Tree of the Month: Peltophorum pterocarpus or Peltophorum tonkinensa
The leaves of P.pterocarpus are darker green and the silhouette of the tree is narrower, but both species are similar and it can be hard to distinguish between them from the windows of a bus! I am happy to leave botanists to sort out the names while I enjoy the brassy yellow flowers that are starting to make splendid and long-lasting splashes of colour along the section of Pokfulam Road between Queen Mary Hospital and the University of Hong Kong.
Peltophorum thrives in a tropical environment where it can reach a height of 25-50 metres. It will be interesting to see how the Pokfulam trees mature. In their original habitats, they are traditionally valued for their various medicinal properties and as roadside shade trees. Their symbiotic relationship with certain soil bacteria enables the roots to fix atmospheric nitrogen, some of which is utilized by the growing tree, but some can be shared with nearby trees.
Bird of the month: Eurasian Tree Sparrow
Tree Sparrow is "Hong Kong's "favourite bird". In addition to its lovely appearance, this bird can be found almost everywhere in Hong Kong. Some people felt they had grown up with the sparrows; some admired their energy and ability to survive in any environment - reflecting the character of people of Hong Kong!
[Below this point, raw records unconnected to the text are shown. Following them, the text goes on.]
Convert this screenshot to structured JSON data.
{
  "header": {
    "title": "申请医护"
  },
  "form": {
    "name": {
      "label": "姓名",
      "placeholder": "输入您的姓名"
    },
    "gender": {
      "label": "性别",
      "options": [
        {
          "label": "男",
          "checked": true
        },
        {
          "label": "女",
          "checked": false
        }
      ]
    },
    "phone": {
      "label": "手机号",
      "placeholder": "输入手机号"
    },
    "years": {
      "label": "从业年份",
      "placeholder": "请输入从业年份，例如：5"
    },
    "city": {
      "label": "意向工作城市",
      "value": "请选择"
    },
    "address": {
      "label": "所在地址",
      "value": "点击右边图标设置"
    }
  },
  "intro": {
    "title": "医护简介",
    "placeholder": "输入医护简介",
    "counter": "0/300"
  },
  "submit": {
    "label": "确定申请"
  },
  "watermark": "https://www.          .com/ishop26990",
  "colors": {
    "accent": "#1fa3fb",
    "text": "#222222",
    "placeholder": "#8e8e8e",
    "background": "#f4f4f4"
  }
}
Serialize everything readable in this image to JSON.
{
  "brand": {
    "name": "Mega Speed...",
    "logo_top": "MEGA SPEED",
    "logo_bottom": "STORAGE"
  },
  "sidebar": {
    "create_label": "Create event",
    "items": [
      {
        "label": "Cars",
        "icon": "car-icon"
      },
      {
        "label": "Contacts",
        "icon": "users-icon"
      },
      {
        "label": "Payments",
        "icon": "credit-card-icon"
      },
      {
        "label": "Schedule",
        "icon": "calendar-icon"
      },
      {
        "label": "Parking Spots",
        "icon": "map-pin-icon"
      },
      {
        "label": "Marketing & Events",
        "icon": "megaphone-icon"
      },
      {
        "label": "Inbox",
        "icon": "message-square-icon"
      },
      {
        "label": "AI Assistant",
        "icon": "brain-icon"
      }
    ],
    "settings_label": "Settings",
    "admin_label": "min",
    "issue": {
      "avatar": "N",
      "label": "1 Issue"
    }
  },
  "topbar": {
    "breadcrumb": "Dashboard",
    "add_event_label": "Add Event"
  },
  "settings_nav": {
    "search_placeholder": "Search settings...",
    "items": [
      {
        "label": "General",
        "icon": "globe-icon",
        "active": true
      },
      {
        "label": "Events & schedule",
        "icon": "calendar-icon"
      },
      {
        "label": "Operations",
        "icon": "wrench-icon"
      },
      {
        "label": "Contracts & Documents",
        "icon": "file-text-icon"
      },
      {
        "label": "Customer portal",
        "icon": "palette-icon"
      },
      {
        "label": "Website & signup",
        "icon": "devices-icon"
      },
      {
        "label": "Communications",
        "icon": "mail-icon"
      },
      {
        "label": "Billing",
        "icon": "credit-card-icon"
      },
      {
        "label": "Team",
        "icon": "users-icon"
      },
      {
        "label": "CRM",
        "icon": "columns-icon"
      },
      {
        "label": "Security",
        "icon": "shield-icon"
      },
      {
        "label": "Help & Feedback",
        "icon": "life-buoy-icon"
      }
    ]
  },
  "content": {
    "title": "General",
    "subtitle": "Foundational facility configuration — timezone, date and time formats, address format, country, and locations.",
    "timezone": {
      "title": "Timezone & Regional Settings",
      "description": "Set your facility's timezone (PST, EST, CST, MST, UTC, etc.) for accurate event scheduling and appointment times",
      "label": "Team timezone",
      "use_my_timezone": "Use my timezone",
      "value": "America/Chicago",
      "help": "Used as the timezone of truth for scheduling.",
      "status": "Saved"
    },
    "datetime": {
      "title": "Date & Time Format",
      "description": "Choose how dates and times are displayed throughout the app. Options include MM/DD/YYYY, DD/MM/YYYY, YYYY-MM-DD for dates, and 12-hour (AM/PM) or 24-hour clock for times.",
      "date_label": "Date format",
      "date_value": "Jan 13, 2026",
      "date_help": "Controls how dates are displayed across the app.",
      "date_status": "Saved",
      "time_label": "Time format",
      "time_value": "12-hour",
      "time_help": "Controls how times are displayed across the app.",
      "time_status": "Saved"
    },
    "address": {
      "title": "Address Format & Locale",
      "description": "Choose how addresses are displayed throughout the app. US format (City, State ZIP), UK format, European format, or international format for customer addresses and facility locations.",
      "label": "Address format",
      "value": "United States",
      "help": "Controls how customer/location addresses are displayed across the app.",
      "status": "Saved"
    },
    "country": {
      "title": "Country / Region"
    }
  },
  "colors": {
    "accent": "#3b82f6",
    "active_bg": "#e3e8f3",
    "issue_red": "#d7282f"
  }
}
Last but not least, the name of the bird has a similar pronunciation to the popular local game "mahjong", thus raising the awareness of Tree Sparrow amongst a very unusual audience!